"OVERPOPULATED" IS A MISNOMER, A MYTH....

...In the U.S., if you're talking about the human population. Often times we have heard on T.V. or other mainstream media that we humans are "overpopulated". This is supposed to imply that the ecological problem here on Earth is that there are just too many people, right? Wrong!!! Very wrong!! Why is it wrong? It is wrong because the ecological problem on earth is not that there are too many people. (If there's too many of anything, it's LIVESTOCK ANIMALS.) The ecological problem here on Earth is that PEOPLE either don't know how to live ecologically with the Earth or they don't have the POWER to live ecologically with the Earth, or some don't have the WILL to live ecologically with the Earth. That is the real ecological problem. OVERCONCENTRATED or OVERCROWDED would be more appropriate words to use to describe the human population situation. Here are some reasons why:

1) It implies that people need to move to a less populated or less concentrated area. Like out of the cities and unto existing farmland, where their food is coming from! Here is another reason we are not overpopulated: because there is enough food to feed us all, if we all were to eat a vegetarian diet! If there are people eating meat, well that means that there are lots of grain crops being grown just to feed livestock somewhere. Ecologically speaking, it would be much better and more organic to be living directly on land where our food is coming from.

2) The term overpopulation implies that there are simply too many people around. Therefore, what will we do? Kill off a certain number of people? Who will decide who will live and who will die?
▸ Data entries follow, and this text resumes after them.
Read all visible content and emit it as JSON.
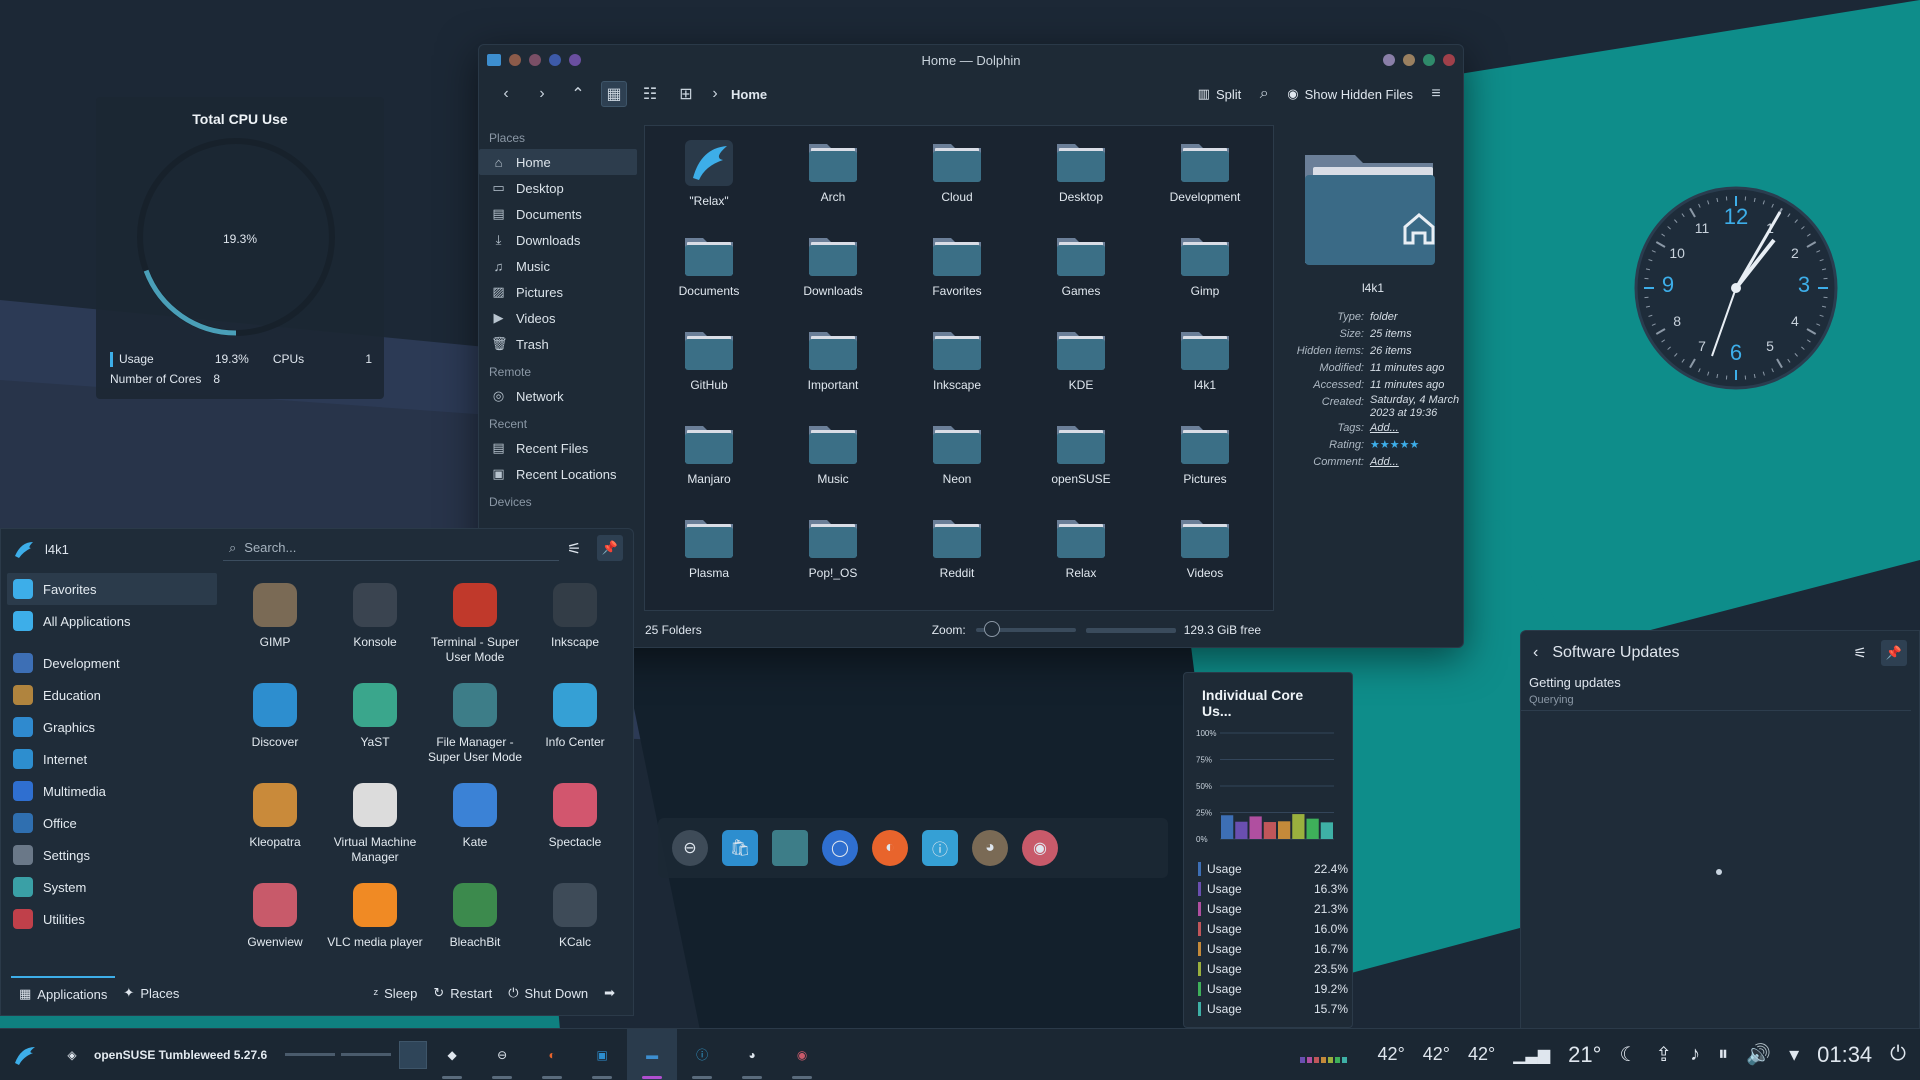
{
  "cpu_widget": {
    "title": "Total CPU Use",
    "percent": "19.3%",
    "usage_label": "Usage",
    "usage_value": "19.3%",
    "cpus_label": "CPUs",
    "cpus_value": "1",
    "cores_label": "Number of Cores",
    "cores_value": "8",
    "usage_fraction": 0.193
  },
  "dolphin": {
    "title": "Home — Dolphin",
    "breadcrumb": "Home",
    "split_label": "Split",
    "show_hidden_label": "Show Hidden Files",
    "places_section": "Places",
    "places": [
      "Home",
      "Desktop",
      "Documents",
      "Downloads",
      "Music",
      "Pictures",
      "Videos",
      "Trash"
    ],
    "remote_section": "Remote",
    "remote": [
      "Network"
    ],
    "recent_section": "Recent",
    "recent": [
      "Recent Files",
      "Recent Locations"
    ],
    "devices_section": "Devices",
    "folders": [
      "\"Relax\"",
      "Arch",
      "Cloud",
      "Desktop",
      "Development",
      "Documents",
      "Downloads",
      "Favorites",
      "Games",
      "Gimp",
      "GitHub",
      "Important",
      "Inkscape",
      "KDE",
      "l4k1",
      "Manjaro",
      "Music",
      "Neon",
      "openSUSE",
      "Pictures",
      "Plasma",
      "Pop!_OS",
      "Reddit",
      "Relax",
      "Videos"
    ],
    "info": {
      "name": "l4k1",
      "type_label": "Type:",
      "type": "folder",
      "size_label": "Size:",
      "size": "25 items",
      "hidden_label": "Hidden items:",
      "hidden": "26 items",
      "modified_label": "Modified:",
      "modified": "11 minutes ago",
      "accessed_label": "Accessed:",
      "accessed": "11 minutes ago",
      "created_label": "Created:",
      "created": "Saturday, 4 March 2023 at 19:36",
      "tags_label": "Tags:",
      "tags": "Add...",
      "rating_label": "Rating:",
      "rating": 5,
      "comment_label": "Comment:",
      "comment": "Add..."
    },
    "status": "25 Folders",
    "zoom_label": "Zoom:",
    "free_space": "129.3 GiB free"
  },
  "clock": {
    "time": "01:34"
  },
  "launcher": {
    "user": "l4k1",
    "search_placeholder": "Search...",
    "categories": [
      "Favorites",
      "All Applications",
      "Development",
      "Education",
      "Graphics",
      "Internet",
      "Multimedia",
      "Office",
      "Settings",
      "System",
      "Utilities"
    ],
    "apps": [
      {
        "name": "GIMP",
        "color": "#7a6a55"
      },
      {
        "name": "Konsole",
        "color": "#3a4450"
      },
      {
        "name": "Terminal - Super User Mode",
        "color": "#c0392b"
      },
      {
        "name": "Inkscape",
        "color": "#333d47"
      },
      {
        "name": "Discover",
        "color": "#2d8ecf"
      },
      {
        "name": "YaST",
        "color": "#3aa68c"
      },
      {
        "name": "File Manager - Super User Mode",
        "color": "#3d7d88"
      },
      {
        "name": "Info Center",
        "color": "#35a0d5"
      },
      {
        "name": "Kleopatra",
        "color": "#c98a3a"
      },
      {
        "name": "Virtual Machine Manager",
        "color": "#dcdcdc"
      },
      {
        "name": "Kate",
        "color": "#3b82d6"
      },
      {
        "name": "Spectacle",
        "color": "#d2566e"
      },
      {
        "name": "Gwenview",
        "color": "#c85a6a"
      },
      {
        "name": "VLC media player",
        "color": "#f08a24"
      },
      {
        "name": "BleachBit",
        "color": "#3c8a4d"
      },
      {
        "name": "KCalc",
        "color": "#3e4b58"
      }
    ],
    "foot_applications": "Applications",
    "foot_places": "Places",
    "sleep": "Sleep",
    "restart": "Restart",
    "shutdown": "Shut Down"
  },
  "core_widget": {
    "title": "Individual Core Us...",
    "y_ticks": [
      "100%",
      "75%",
      "50%",
      "25%",
      "0%"
    ],
    "cores": [
      {
        "label": "Usage",
        "value": "22.4%",
        "frac": 0.224,
        "color": "#3d6fb5"
      },
      {
        "label": "Usage",
        "value": "16.3%",
        "frac": 0.163,
        "color": "#6a4fb0"
      },
      {
        "label": "Usage",
        "value": "21.3%",
        "frac": 0.213,
        "color": "#b04fa0"
      },
      {
        "label": "Usage",
        "value": "16.0%",
        "frac": 0.16,
        "color": "#c0565a"
      },
      {
        "label": "Usage",
        "value": "16.7%",
        "frac": 0.167,
        "color": "#c48a3a"
      },
      {
        "label": "Usage",
        "value": "23.5%",
        "frac": 0.235,
        "color": "#9ab03e"
      },
      {
        "label": "Usage",
        "value": "19.2%",
        "frac": 0.192,
        "color": "#3eb05a"
      },
      {
        "label": "Usage",
        "value": "15.7%",
        "frac": 0.157,
        "color": "#3eb0a6"
      }
    ]
  },
  "updates": {
    "title": "Software Updates",
    "status": "Getting updates",
    "sub": "Querying"
  },
  "taskbar": {
    "distro": "openSUSE Tumbleweed 5.27.6",
    "temps": [
      "42°",
      "42°",
      "42°"
    ],
    "weather": "21°",
    "time": "01:34"
  }
}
It doesn't sound very nice, does it? It sounds pretty scarey to me! And just WHO or WHAT is trying to scare us? The ones who control the mainstrean media are trying to keep us scared, because then they feel they can control us better, for their own economic gain!

3) Overpopulation is NOT the ecological problem on the Earth. The ecological problem is the LIFESTYLE that most of us humans are living - that is the problem. In fact we need everyone that wants to live on Earth to move unto the land and live in harmony with nature, not against nature, not killing nature, as we are doing now by: hauling food all over the place with semi-trucks; by growing mono-culture crops; by dumping our excrement into the sewers and not back into the soil like we should to help save topsoil erosion; etc..

4) Livestock outnumber people on planet Earth by a ratio of almost 3 to 1(1)! Cattle alone outweigh all people on Earth by a ratio of 2 to 1(2)! 33% of the world's grain is fed to livestock(3). 70% of the grain in the United States is fed to livestock(4). If there is an overpopulation problem, then we should look at reducing the imprisoned livestock population, first. You won't reduce the livestock population by purchasing and eating more animal products (meat, eggs, dairy products), because the economy doesn't work that way! One way of reducing the livestock population is by buying LESS animal food products!

5) The truth is we need EVERYONE - millions of people, if we are to survive here on Earth, if we are to STOP the coming ecological disasters, the Ice Age, desertification, etc.. Millions of people will need to plant millions of trees to solve the ecological problems! (However, I don't believe that we need any more babies born to accomplish this!) We need a BIODIVERSITY of trees planted, food trees (fruit trees, nut trees) to be planted where currently there are grain crops being raised for livestock. Since once you plant a tree, it will be there many, many years, why don't we get together and plan this out so that the trees create a livable, "landscaped", natural, organic environment in which to live? Let's do it and let's persuade the government to do it, before it's too late!

1. United Nations Food and Agricultural Organization, Production Yearbook 1989.

2. Lynn Jacobs, Waste of the West: Public Lands Ranching (Tucson: Jacobs, 1990), p.366; quotes New Scientist (5/6/89).

3. Alan B. Durning and Holly B. Brough, Taking Stock : Animal Farming and the Environment Worldwatch Paper #103 (Washington, DC: Worldwatch Institute, 1991), p.14.

4. USDA, Economic Research Service, World Agricultural Supply and Demand Estimates, WASD - 256, July 11, 1991, tables 256,-7,-16,-19.-23.